I was tempted to use a title like, “You think this guy is just selling watermelons, but you won’t believe what he does next!”
Anyway, on my morning commute, I passed this dejected-looking vendor, eyes downcast, as he shirtlessly watched over his truckload of watermelons. He was staring at his scale, and I imagined he was thinking about how absurd it is that this electronic device determines his income.
As I got closer, I saw what he was actually doing.
Yeah, that’s an iPad. Watermelon guy was watching some kind of drama (but due to bad luck, the screen was black right when I snapped this shot).
The character there is 家, meaning “house,” “home,” or sometimes even “family.”
The first thing I noticed was its Escher-like quality, updated to a modern aesthetic. (Reminded me of Monument Valley even more than Escher directly, actually.) Very cool, and not something I see much in China, for sure!
The second thing I noticed was that the stylized character on the poster is missing a few strokes. If this character is 家, then the bottom part is supposed to be 豕, which has 7 strokes. Instead, the bottom part looks more like the 5-stroke 永, minus the top stroke.
I found this odd, because this is a pretty big difference, and in my experience the Chinese don’t take character mutilation too lightly, especially when it’s not just private use. My wife’s response was just to shrug it off, though, with a, “yeah, but it’s still supposed to be 家.”
What do your Chinese friends think? Cool design, or heinous affront to the sanctity of the 10 strokes of the Chinese character 家?
Passing by Chinese “Italian-style” ice cream shop “Iceason” with a friend yesterday, we were startled to see an ad featuring “3D printed” ice cream bars in the likeness of the late Steve Jobs:
The surname “Jobs” is normally written in Chinese as “乔布斯,” or “Qiaobusi” in pinyin (a transliteration, where the characters are chosen for phonetic value only, and essentially have no meaning). For this ice cream bar, it’s written as “乔不死,” also “Qiaobusi” in pinyin, but with different characters so that it includes the phrase “not die” (不死).
The same shop also sells “3D printed” ice cream bars in the shape of the Apple watch and iPhone.
This is the logo for a service called 点点啥 (Dian Dian Sha):
So this is the Chinese verb点 (meaning “to order (food)”), reduplicated. The word 啥 is a colloquial way to say 什么 (“what”), used more in northern China.

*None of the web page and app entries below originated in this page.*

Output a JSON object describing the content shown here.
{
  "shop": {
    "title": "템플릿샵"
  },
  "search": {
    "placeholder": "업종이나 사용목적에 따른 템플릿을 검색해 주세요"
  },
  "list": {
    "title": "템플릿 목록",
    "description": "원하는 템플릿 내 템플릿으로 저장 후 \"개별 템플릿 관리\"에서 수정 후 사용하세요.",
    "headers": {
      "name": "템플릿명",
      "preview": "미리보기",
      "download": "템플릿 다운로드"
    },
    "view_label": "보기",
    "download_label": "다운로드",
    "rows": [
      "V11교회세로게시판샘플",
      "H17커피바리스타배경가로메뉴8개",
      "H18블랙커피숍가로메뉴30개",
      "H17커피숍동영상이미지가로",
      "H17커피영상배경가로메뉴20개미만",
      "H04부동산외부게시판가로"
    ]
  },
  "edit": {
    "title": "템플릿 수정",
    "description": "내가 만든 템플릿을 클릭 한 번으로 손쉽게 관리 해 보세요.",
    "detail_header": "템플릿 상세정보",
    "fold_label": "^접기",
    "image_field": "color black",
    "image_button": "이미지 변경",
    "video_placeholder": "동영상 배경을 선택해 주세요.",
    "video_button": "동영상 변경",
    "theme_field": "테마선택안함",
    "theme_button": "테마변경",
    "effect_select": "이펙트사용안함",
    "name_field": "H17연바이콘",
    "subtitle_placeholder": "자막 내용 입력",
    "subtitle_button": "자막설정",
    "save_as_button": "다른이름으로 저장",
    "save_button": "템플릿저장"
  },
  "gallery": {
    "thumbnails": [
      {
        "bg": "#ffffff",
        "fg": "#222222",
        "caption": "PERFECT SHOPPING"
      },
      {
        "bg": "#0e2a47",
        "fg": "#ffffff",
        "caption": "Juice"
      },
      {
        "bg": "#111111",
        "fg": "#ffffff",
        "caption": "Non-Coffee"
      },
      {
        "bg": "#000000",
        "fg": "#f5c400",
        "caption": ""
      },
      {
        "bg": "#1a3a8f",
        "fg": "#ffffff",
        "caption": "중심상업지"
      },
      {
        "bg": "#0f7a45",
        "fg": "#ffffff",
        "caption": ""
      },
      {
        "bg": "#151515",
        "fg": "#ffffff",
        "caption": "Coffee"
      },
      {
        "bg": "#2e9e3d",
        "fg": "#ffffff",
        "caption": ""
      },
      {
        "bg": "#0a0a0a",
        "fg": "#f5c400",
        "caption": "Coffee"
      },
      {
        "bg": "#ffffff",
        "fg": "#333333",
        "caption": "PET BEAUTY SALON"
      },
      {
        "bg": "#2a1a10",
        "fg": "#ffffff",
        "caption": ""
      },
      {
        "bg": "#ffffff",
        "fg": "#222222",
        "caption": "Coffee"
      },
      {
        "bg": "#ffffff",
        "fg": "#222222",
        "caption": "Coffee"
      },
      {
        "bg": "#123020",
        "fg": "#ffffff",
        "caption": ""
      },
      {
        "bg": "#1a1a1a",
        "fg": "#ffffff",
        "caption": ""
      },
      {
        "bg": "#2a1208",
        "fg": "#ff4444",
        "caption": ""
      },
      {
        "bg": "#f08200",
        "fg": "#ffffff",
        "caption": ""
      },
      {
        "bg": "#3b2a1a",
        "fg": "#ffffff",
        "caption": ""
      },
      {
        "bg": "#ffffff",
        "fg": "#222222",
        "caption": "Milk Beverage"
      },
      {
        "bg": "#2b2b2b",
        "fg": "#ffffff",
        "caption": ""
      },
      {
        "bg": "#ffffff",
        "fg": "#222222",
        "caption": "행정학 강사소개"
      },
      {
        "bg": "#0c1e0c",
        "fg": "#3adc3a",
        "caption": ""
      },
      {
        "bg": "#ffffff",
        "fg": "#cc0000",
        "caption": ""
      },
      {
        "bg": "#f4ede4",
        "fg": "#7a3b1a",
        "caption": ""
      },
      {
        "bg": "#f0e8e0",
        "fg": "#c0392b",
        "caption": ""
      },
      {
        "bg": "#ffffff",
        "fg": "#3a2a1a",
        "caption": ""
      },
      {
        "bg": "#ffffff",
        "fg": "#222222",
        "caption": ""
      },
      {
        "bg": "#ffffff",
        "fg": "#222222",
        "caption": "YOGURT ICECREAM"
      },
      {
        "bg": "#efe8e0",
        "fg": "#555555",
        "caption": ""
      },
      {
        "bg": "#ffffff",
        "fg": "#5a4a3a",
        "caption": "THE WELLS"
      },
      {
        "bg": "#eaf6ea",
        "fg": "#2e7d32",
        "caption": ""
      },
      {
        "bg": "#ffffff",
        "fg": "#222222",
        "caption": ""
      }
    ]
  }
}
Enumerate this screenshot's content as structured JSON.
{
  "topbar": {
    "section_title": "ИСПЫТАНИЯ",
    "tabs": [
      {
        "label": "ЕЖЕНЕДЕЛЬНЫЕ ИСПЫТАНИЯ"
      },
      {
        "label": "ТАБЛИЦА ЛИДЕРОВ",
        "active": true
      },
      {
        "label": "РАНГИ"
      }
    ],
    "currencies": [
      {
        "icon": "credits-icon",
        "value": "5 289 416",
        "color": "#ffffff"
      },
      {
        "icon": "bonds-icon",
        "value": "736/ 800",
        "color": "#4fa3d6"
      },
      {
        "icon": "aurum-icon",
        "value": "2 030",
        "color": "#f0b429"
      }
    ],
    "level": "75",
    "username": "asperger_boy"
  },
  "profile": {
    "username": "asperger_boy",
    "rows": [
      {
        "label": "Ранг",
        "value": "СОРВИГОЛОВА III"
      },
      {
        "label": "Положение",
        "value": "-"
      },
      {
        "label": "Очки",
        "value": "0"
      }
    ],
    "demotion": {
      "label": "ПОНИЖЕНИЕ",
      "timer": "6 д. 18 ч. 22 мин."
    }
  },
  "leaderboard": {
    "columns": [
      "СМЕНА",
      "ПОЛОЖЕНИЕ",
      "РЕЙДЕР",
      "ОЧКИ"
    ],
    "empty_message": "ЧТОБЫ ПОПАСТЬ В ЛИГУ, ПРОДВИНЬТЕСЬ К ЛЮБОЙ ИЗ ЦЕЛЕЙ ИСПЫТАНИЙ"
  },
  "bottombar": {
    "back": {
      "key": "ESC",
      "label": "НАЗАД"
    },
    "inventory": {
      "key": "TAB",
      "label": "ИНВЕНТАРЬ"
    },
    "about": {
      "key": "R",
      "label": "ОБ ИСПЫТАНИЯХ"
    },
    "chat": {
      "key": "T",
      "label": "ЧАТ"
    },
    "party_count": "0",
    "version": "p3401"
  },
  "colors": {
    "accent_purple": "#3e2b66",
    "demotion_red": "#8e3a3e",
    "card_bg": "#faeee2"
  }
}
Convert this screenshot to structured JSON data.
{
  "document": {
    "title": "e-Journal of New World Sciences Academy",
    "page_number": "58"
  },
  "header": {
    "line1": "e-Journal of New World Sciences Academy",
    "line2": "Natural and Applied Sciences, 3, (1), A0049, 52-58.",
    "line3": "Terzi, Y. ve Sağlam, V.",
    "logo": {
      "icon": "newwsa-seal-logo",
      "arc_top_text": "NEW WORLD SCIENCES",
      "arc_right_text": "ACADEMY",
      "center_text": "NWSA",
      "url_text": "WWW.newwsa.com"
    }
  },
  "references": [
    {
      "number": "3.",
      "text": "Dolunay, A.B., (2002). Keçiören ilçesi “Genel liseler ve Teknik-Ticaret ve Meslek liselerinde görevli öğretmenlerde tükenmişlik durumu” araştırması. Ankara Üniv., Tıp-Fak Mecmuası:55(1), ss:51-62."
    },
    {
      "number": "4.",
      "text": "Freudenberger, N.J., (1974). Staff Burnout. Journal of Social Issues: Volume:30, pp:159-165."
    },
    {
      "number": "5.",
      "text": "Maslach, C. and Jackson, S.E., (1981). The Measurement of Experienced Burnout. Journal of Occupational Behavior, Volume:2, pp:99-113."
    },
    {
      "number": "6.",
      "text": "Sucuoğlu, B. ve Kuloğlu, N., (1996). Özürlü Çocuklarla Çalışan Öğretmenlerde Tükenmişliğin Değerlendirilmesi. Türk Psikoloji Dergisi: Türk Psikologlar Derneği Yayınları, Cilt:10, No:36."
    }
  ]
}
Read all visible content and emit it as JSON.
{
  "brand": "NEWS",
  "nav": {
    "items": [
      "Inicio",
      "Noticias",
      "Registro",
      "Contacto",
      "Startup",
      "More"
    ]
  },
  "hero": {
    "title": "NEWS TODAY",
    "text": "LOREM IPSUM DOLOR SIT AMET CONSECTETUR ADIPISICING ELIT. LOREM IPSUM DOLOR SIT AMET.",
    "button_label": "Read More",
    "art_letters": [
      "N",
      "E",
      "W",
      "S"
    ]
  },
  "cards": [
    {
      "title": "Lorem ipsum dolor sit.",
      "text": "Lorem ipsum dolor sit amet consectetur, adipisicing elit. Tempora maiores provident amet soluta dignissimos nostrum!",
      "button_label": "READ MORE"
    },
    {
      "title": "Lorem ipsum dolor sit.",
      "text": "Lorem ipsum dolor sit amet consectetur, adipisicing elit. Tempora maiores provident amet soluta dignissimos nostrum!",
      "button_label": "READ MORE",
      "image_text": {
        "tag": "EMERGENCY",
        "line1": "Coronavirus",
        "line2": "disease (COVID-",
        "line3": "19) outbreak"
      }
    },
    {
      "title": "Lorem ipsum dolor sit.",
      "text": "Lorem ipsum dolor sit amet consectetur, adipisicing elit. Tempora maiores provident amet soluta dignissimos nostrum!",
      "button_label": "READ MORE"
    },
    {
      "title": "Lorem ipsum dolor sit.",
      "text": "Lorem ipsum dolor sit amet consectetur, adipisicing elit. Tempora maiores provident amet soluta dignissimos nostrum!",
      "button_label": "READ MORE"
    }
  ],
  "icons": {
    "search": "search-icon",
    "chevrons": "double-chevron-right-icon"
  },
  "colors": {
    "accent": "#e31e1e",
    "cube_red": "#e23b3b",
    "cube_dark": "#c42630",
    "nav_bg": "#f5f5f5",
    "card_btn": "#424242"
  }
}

Nice characterplay here, the second 点 replaced by the service bell, while the first 点 is modified a bit to look more like the bell.
One thing beginners might not know is that the character component consisting of four short diagonal lines (as in 点) is frequently written as a single horizontal line. You can actually see this in some PRC character simplifications:
魚 → 鱼
馬 → 马
Obviously, it’s not applied across the board, leaving us with characters like 点, 热, and 煮, which still use the four short diagonal lines in printed form. In handwritten forms (or certain fonts), even those four short lines frequently get turned into a horizontal line (usually kinda squiggly).
点点啥 (Dian Dian Sha) has an app aimed at reduced food-related wait times.
I was impressed by the “propaganda” handed to me in the subway yesterday. I had seen lots of elementary schoolers on the streets engaged in some sort of volunteer work, and then in the subway I experienced it firsthand. Here’s the flyer I was given:
The “汪” represents the barking sound a dog makes in Chinese. (In panel 3, the little girls is saying “妈妈“, “mommy.”) The characters in the lower righthand corner read:
What impressed me was the idea that the school is (1) educating the kids to be “civilized” (文明), but also (2) trying to use the kids to influence the less civilized adults (who are arguably most in need of this type of education, but also prone to negatively influencing the kids). Made me think of the brilliant Thai anti-smoking ad that also used kids.
Here’s hoping these efforts pay off! We’d all like a “more civilized” Shanghai (with less dog poop).